*** MATERIAL TO PROCESS ***

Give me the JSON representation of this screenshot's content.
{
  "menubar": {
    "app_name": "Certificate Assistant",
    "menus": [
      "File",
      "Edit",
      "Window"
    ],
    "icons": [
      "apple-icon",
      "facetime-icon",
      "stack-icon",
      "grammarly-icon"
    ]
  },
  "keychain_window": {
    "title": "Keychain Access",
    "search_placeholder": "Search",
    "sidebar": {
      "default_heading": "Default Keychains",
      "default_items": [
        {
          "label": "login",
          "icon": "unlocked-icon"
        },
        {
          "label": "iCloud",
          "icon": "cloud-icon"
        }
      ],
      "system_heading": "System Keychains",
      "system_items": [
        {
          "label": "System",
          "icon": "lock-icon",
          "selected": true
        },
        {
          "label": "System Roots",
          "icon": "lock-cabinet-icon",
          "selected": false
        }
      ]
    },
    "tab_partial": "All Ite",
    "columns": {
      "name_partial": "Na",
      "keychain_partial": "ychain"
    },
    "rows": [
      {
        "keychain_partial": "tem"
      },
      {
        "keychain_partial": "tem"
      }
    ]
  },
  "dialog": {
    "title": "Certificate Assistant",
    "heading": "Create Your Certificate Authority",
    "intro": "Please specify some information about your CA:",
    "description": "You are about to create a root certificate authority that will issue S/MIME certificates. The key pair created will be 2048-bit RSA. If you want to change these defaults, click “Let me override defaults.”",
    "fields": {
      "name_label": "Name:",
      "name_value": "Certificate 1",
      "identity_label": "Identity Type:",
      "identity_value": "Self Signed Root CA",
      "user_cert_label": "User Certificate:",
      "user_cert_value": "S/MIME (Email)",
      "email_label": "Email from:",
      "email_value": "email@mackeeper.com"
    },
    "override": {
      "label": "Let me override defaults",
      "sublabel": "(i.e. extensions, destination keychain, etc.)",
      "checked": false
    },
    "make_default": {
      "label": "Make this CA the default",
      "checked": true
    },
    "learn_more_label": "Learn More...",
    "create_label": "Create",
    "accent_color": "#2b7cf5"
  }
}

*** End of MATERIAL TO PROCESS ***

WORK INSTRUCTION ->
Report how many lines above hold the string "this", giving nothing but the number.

OUTPUT OF THE TASK ->
2